Gather all lines with "JSON" from the records.

__The data__.
↓↓↓

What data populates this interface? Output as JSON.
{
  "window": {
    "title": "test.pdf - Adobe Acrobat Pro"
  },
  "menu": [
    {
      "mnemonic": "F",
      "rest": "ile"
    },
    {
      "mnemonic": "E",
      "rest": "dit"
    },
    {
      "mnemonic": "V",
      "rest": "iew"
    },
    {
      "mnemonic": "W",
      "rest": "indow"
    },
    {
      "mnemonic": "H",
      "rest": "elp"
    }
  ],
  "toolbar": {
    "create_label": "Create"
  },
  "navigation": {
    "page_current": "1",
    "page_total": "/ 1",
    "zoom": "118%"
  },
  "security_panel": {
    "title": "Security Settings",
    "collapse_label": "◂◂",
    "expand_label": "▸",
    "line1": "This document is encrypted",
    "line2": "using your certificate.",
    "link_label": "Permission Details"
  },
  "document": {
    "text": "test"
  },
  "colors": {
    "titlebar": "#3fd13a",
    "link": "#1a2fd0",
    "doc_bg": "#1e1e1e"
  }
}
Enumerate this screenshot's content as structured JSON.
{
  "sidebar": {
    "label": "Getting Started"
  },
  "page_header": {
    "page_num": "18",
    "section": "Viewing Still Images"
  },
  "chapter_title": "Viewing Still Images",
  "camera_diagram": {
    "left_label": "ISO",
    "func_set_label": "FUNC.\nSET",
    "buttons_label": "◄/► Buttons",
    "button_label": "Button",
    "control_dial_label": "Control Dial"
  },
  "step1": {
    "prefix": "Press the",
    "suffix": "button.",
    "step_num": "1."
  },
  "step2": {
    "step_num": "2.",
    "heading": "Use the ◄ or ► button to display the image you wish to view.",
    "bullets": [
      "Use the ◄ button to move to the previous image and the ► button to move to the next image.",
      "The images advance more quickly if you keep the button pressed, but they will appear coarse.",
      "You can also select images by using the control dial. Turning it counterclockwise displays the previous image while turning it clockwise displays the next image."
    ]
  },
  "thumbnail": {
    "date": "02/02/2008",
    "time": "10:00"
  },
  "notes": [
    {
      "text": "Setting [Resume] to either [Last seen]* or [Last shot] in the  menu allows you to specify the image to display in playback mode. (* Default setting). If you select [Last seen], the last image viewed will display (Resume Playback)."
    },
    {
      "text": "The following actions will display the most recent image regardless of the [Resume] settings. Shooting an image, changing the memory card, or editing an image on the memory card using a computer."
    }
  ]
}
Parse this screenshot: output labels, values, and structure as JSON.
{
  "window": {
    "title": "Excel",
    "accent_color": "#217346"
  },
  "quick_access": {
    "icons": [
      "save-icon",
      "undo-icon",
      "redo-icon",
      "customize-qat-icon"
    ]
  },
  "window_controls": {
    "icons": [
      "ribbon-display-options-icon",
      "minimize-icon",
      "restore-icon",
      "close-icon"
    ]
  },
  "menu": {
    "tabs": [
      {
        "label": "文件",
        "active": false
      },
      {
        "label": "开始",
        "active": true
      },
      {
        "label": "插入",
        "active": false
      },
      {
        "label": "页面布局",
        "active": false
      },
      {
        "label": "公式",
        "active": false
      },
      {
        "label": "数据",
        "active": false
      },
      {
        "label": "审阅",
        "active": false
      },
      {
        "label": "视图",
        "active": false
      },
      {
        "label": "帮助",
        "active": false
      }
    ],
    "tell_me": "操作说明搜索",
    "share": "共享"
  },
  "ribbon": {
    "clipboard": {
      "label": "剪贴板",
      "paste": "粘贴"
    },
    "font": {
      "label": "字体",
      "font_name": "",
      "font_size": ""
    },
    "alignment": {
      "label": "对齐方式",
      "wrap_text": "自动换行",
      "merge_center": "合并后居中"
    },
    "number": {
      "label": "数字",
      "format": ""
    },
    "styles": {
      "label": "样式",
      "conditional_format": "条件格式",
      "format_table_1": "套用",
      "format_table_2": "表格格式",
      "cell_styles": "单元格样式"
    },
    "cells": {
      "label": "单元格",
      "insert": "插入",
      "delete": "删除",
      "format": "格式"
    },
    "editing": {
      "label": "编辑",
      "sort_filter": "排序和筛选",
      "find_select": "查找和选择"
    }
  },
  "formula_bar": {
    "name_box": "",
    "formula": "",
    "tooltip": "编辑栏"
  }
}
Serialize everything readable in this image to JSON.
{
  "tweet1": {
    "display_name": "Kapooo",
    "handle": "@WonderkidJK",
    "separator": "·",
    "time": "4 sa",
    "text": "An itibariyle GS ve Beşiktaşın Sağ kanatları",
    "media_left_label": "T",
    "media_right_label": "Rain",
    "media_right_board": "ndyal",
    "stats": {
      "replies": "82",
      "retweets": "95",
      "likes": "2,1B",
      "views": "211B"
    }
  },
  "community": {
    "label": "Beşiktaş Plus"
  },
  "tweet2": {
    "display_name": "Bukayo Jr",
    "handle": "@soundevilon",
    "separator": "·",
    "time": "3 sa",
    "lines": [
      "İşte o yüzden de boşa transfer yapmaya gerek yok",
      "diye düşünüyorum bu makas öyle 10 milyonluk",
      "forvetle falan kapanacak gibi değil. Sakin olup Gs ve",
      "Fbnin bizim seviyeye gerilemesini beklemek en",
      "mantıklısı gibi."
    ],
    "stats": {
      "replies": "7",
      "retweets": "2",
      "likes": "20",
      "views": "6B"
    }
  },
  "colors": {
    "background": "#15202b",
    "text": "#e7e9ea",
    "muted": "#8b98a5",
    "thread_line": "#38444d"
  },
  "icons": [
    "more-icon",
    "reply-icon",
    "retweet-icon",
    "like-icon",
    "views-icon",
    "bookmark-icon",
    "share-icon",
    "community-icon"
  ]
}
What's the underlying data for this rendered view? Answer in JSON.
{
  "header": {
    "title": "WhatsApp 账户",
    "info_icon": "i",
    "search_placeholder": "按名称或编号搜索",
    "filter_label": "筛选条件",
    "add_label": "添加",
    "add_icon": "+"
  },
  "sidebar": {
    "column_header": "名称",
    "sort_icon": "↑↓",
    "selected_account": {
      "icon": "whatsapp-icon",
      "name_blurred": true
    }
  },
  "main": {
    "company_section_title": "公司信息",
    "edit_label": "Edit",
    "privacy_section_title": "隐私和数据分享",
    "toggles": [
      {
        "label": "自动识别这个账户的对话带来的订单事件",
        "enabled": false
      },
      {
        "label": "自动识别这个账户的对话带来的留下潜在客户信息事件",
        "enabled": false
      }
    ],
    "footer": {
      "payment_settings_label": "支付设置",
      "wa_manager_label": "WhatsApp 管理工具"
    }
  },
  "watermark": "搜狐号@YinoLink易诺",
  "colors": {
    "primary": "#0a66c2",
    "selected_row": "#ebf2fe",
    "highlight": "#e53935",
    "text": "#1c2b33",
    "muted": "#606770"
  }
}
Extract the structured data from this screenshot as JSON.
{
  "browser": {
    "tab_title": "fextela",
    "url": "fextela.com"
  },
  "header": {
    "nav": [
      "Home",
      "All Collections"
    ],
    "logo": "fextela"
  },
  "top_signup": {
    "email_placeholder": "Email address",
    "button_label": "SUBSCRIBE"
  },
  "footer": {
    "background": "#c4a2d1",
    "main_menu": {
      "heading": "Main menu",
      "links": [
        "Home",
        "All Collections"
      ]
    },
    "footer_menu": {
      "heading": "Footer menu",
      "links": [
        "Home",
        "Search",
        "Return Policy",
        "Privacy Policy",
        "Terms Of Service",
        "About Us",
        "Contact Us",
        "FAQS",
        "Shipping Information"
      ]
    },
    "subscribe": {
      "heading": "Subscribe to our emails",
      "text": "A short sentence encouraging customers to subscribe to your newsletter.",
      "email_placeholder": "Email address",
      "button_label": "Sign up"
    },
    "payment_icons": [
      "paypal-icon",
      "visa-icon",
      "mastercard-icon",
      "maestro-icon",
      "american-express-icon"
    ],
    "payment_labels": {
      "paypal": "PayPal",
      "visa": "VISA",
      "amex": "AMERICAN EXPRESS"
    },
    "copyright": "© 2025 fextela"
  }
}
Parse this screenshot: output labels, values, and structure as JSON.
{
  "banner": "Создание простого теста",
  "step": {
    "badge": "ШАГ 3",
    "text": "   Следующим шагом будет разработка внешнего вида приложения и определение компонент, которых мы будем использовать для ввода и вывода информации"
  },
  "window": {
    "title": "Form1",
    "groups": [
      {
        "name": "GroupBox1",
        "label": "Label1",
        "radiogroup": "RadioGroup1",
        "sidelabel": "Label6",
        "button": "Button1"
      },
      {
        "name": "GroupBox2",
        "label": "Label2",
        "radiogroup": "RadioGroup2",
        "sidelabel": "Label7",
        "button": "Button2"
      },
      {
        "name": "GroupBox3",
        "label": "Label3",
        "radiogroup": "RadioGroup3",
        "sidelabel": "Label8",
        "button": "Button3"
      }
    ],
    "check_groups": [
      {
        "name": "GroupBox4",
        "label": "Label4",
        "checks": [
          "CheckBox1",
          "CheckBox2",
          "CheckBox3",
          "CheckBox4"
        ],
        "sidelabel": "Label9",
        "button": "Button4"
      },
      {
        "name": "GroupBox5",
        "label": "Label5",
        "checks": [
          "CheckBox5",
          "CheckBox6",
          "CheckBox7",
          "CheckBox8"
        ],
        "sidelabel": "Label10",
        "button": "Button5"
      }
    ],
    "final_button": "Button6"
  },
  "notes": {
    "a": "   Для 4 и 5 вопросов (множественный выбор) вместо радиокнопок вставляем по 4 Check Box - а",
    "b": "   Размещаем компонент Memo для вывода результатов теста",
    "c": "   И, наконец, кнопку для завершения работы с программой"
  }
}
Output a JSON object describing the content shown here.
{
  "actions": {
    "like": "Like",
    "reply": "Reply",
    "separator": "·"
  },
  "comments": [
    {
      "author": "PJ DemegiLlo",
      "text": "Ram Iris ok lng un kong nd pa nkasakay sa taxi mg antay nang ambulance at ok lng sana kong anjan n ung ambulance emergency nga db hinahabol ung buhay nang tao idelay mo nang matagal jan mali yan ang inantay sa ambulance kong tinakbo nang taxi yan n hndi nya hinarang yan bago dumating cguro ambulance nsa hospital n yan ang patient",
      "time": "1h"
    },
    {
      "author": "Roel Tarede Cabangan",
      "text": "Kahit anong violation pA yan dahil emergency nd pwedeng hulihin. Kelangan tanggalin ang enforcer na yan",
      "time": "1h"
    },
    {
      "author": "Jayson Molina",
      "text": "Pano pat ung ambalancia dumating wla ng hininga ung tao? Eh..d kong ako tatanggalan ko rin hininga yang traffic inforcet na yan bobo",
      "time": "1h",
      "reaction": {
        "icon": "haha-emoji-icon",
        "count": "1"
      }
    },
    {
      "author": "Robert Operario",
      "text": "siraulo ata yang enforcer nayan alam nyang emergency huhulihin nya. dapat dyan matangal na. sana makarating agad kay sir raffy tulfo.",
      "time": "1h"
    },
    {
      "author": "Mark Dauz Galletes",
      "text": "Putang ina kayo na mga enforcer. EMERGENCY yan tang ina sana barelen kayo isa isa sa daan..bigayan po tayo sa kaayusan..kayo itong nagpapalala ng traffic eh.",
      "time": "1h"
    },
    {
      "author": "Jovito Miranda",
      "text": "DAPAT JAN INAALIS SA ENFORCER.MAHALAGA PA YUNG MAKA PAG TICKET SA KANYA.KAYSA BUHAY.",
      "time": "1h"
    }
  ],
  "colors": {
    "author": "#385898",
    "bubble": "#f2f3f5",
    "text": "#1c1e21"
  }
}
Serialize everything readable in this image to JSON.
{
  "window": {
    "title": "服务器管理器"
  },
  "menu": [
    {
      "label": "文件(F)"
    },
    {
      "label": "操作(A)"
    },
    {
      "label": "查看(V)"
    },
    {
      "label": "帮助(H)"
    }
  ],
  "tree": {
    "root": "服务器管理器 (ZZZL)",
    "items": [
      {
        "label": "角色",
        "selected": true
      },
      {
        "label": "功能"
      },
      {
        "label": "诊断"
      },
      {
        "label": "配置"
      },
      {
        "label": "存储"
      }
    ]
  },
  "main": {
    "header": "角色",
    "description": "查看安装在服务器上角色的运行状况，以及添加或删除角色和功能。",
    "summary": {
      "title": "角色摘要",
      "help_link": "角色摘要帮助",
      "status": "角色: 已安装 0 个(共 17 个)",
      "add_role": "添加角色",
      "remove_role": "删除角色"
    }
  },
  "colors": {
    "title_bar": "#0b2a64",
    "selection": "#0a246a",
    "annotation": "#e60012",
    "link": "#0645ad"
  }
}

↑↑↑

__Exercise response__.
What data populates this interface? Output as JSON.
Enumerate this screenshot's content as structured JSON.
Parse this screenshot: output labels, values, and structure as JSON.
Serialize everything readable in this image to JSON.
What's the underlying data for this rendered view? Answer in JSON.
Extract the structured data from this screenshot as JSON.
Parse this screenshot: output labels, values, and structure as JSON.
Output a JSON object describing the content shown here.
Serialize everything readable in this image to JSON.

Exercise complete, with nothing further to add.